JacobWoods saidI am just a really introverted person.
Would you believe I am, too? I've been painfully shy all my life. Here's what I've done to overcome it:
First, I joined the Army (for different reasons than we're discussing here). I was quickly chosen to be a leader, and forced to publicly address groups of soldiers. It helps when you are ordered to do something, upon pain of reprimand and even punishment if you fail, and you don't have any other option. It's a sink-or-swim situation.
But even then, I remained shy in my private life. It wasn't until I came out that I learned something new to overcome my social timidity.
My second tactic was to use other guys as my crutch, men who were social butterflies. I avoided dating guys who were wallflowers like me, but instead chose the extroverts, hoping they might be interested in me, though many were not.
Because I hold that the best relationships aren't about copying each other, but in complimenting. The ideal partnership, in my view, is not just about having similar interests, but in possessing dissimilar abilities, that nevertheless compliment each other.
So that you should both enjoy the same TV shows, and movies, and music, and food, etc, for the most part, but you each have unique abilities you bring with you. Meaning that together you make a team, that possesses the whole spectrum of skills necessary to confront life in our modern world.

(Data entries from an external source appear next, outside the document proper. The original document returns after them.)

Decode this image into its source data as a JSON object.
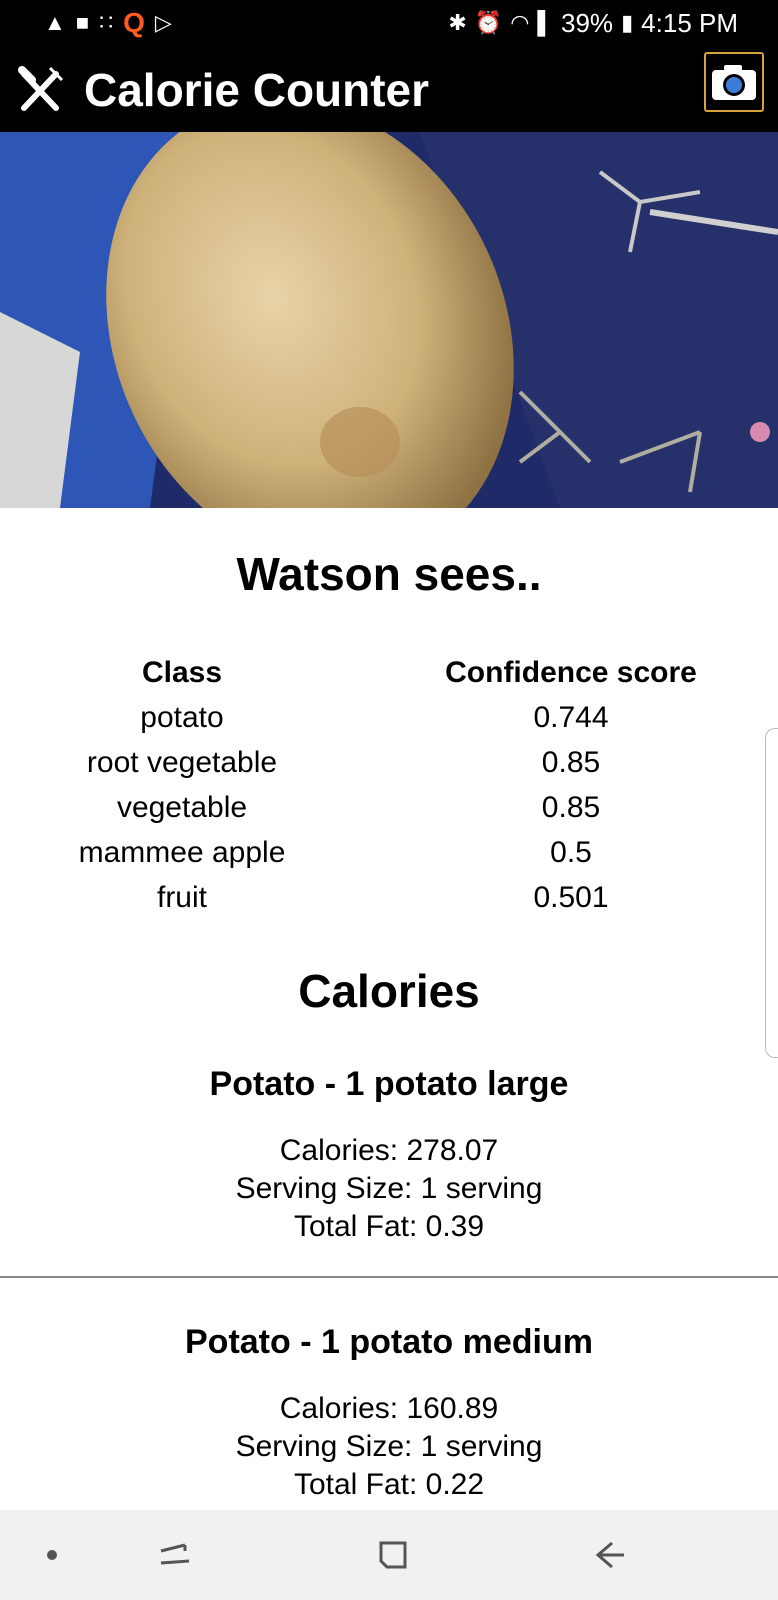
{
  "status_bar": {
    "battery": "39%",
    "time": "4:15 PM",
    "notification_icons": [
      "snapchat-icon",
      "video-icon",
      "apps-icon",
      "q-icon",
      "play-icon"
    ],
    "system_icons": [
      "bluetooth-icon",
      "alarm-icon",
      "wifi-icon",
      "signal-icon",
      "battery-icon"
    ]
  },
  "app_bar": {
    "title": "Calorie Counter",
    "logo_icon": "fork-knife-icon",
    "camera_icon": "camera-icon",
    "accent": "#d8a23a"
  },
  "photo": {
    "subject": "potato"
  },
  "results": {
    "heading": "Watson sees..",
    "columns": [
      "Class",
      "Confidence score"
    ],
    "rows": [
      {
        "class": "potato",
        "score": "0.744"
      },
      {
        "class": "root vegetable",
        "score": "0.85"
      },
      {
        "class": "vegetable",
        "score": "0.85"
      },
      {
        "class": "mammee apple",
        "score": "0.5"
      },
      {
        "class": "fruit",
        "score": "0.501"
      }
    ]
  },
  "calories": {
    "heading": "Calories",
    "items": [
      {
        "title": "Potato - 1 potato large",
        "calories": "Calories: 278.07",
        "serving": "Serving Size: 1 serving",
        "fat": "Total Fat: 0.39"
      },
      {
        "title": "Potato - 1 potato medium",
        "calories": "Calories: 160.89",
        "serving": "Serving Size: 1 serving",
        "fat": "Total Fat: 0.22"
      }
    ]
  },
  "nav_bar": {
    "icons": [
      "dot-icon",
      "recent-apps-icon",
      "home-icon",
      "back-icon"
    ]
  }
}
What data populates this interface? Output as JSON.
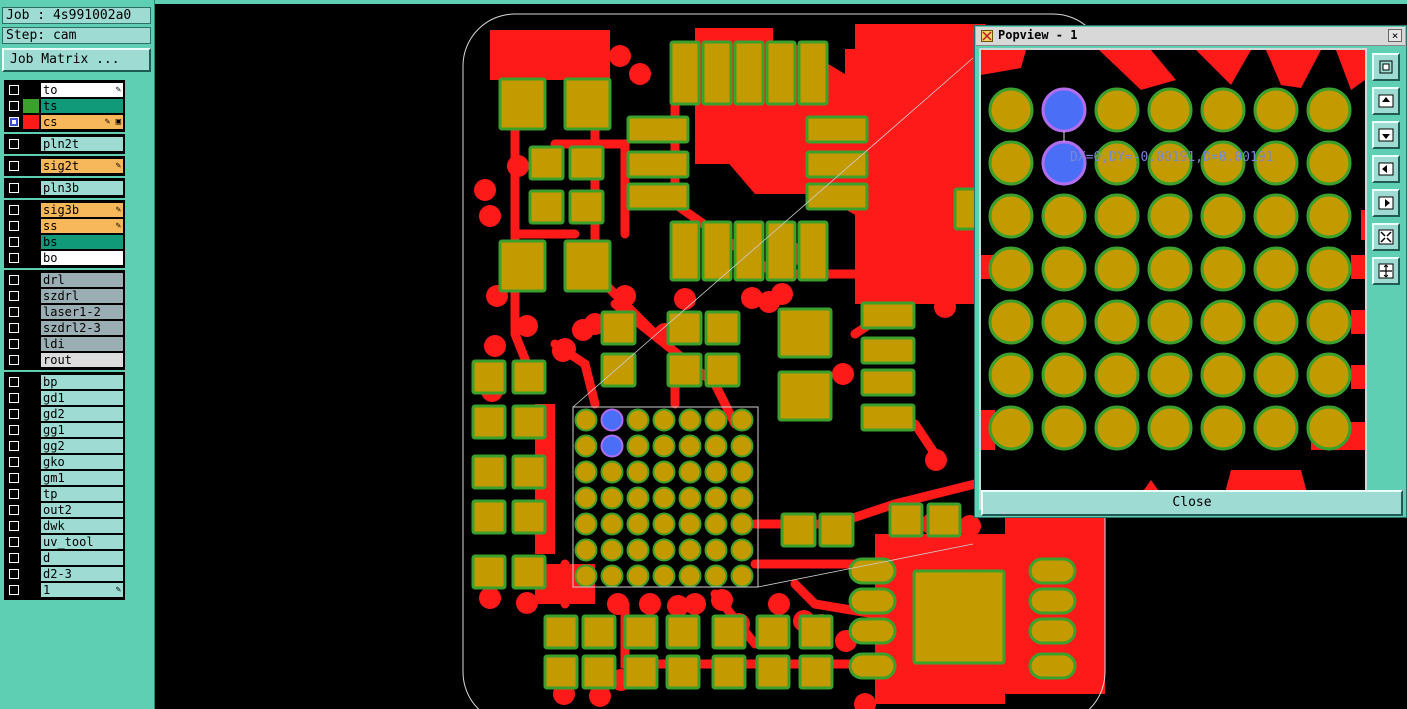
{
  "job_label": "Job : 4s991002a0",
  "step_label": "Step: cam",
  "job_matrix_button": "Job Matrix ...",
  "layer_groups": [
    [
      {
        "name": "to",
        "color": "#ffffff",
        "swatch": "#000000",
        "flag": "✎",
        "checked": false
      },
      {
        "name": "ts",
        "color": "#109a7a",
        "swatch": "#3ca02c",
        "flag": "",
        "checked": false
      },
      {
        "name": "cs",
        "color": "#f7b85c",
        "swatch": "#ff1a1a",
        "flag": "✎ ▣",
        "checked": true
      }
    ],
    [
      {
        "name": "pln2t",
        "color": "#9ddbd3",
        "swatch": "#000000",
        "flag": "",
        "checked": false
      }
    ],
    [
      {
        "name": "sig2t",
        "color": "#f7b85c",
        "swatch": "#000000",
        "flag": "✎",
        "checked": false
      }
    ],
    [
      {
        "name": "pln3b",
        "color": "#9ddbd3",
        "swatch": "#000000",
        "flag": "",
        "checked": false
      }
    ],
    [
      {
        "name": "sig3b",
        "color": "#f7b85c",
        "swatch": "#000000",
        "flag": "✎",
        "checked": false
      },
      {
        "name": "ss",
        "color": "#f7b85c",
        "swatch": "#000000",
        "flag": "✎",
        "checked": false
      },
      {
        "name": "bs",
        "color": "#109a7a",
        "swatch": "#000000",
        "flag": "",
        "checked": false
      },
      {
        "name": "bo",
        "color": "#ffffff",
        "swatch": "#000000",
        "flag": "",
        "checked": false
      }
    ],
    [
      {
        "name": "drl",
        "color": "#9aaeb4",
        "swatch": "#000000",
        "flag": "",
        "checked": false
      },
      {
        "name": "szdrl",
        "color": "#9aaeb4",
        "swatch": "#000000",
        "flag": "",
        "checked": false
      },
      {
        "name": "laser1-2",
        "color": "#9aaeb4",
        "swatch": "#000000",
        "flag": "",
        "checked": false
      },
      {
        "name": "szdrl2-3",
        "color": "#9aaeb4",
        "swatch": "#000000",
        "flag": "",
        "checked": false
      },
      {
        "name": "ldi",
        "color": "#9aaeb4",
        "swatch": "#000000",
        "flag": "",
        "checked": false
      },
      {
        "name": "rout",
        "color": "#dcdcdc",
        "swatch": "#000000",
        "flag": "",
        "checked": false
      }
    ],
    [
      {
        "name": "bp",
        "color": "#9ddbd3",
        "swatch": "#000000",
        "flag": "",
        "checked": false
      },
      {
        "name": "gd1",
        "color": "#9ddbd3",
        "swatch": "#000000",
        "flag": "",
        "checked": false
      },
      {
        "name": "gd2",
        "color": "#9ddbd3",
        "swatch": "#000000",
        "flag": "",
        "checked": false
      },
      {
        "name": "gg1",
        "color": "#9ddbd3",
        "swatch": "#000000",
        "flag": "",
        "checked": false
      },
      {
        "name": "gg2",
        "color": "#9ddbd3",
        "swatch": "#000000",
        "flag": "",
        "checked": false
      },
      {
        "name": "gko",
        "color": "#9ddbd3",
        "swatch": "#000000",
        "flag": "",
        "checked": false
      },
      {
        "name": "gm1",
        "color": "#9ddbd3",
        "swatch": "#000000",
        "flag": "",
        "checked": false
      },
      {
        "name": "tp",
        "color": "#9ddbd3",
        "swatch": "#000000",
        "flag": "",
        "checked": false
      },
      {
        "name": "out2",
        "color": "#9ddbd3",
        "swatch": "#000000",
        "flag": "",
        "checked": false
      },
      {
        "name": "dwk",
        "color": "#9ddbd3",
        "swatch": "#000000",
        "flag": "",
        "checked": false
      },
      {
        "name": "uv_tool",
        "color": "#9ddbd3",
        "swatch": "#000000",
        "flag": "",
        "checked": false
      },
      {
        "name": "d",
        "color": "#9ddbd3",
        "swatch": "#000000",
        "flag": "",
        "checked": false
      },
      {
        "name": "d2-3",
        "color": "#9ddbd3",
        "swatch": "#000000",
        "flag": "",
        "checked": false
      },
      {
        "name": "1",
        "color": "#9ddbd3",
        "swatch": "#000000",
        "flag": "✎",
        "checked": false
      }
    ]
  ],
  "popview": {
    "title": "Popview - 1",
    "close_x": "×",
    "measure_text": "DX=0,DY=-0.00191,D=0.00191",
    "close_button": "Close",
    "tools": [
      "fit-icon",
      "pan-up-icon",
      "pan-down-icon",
      "pan-left-icon",
      "pan-right-icon",
      "zoom-in-icon",
      "zoom-out-icon"
    ]
  },
  "colors": {
    "panel": "#5ecfb2",
    "copper": "#ff1a1a",
    "pad": "#c39a00",
    "pad_outline": "#3ca02c",
    "selected": "#4a6ef5",
    "selected_outline": "#b26cf0",
    "background": "#000000"
  }
}
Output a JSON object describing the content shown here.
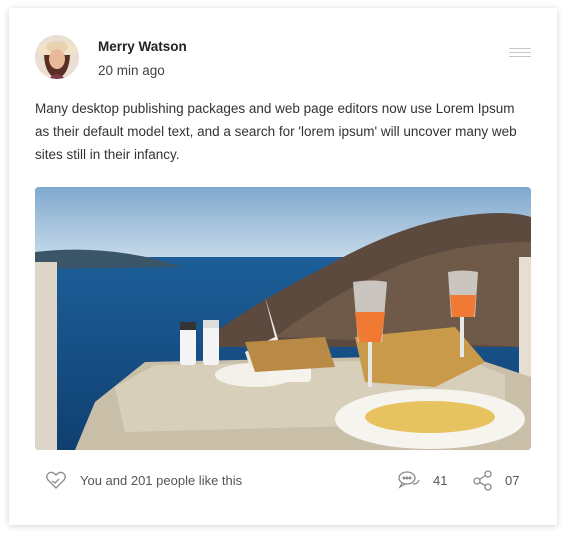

I truly believe that in gay relationships, the sum is greater than the parts. And that is the basis for a lasting & stable partnership.
So that if you are prone to social shortcomings, like me, then you find a guy who is a social tiger. And ideally, that you bring some things to the relationship that he lacks. This is what makes you a team, this is what makes you partners. Mutual interdependence is not a bad thing, in my view, but rather it's the foundation for a lasting and loving relationship.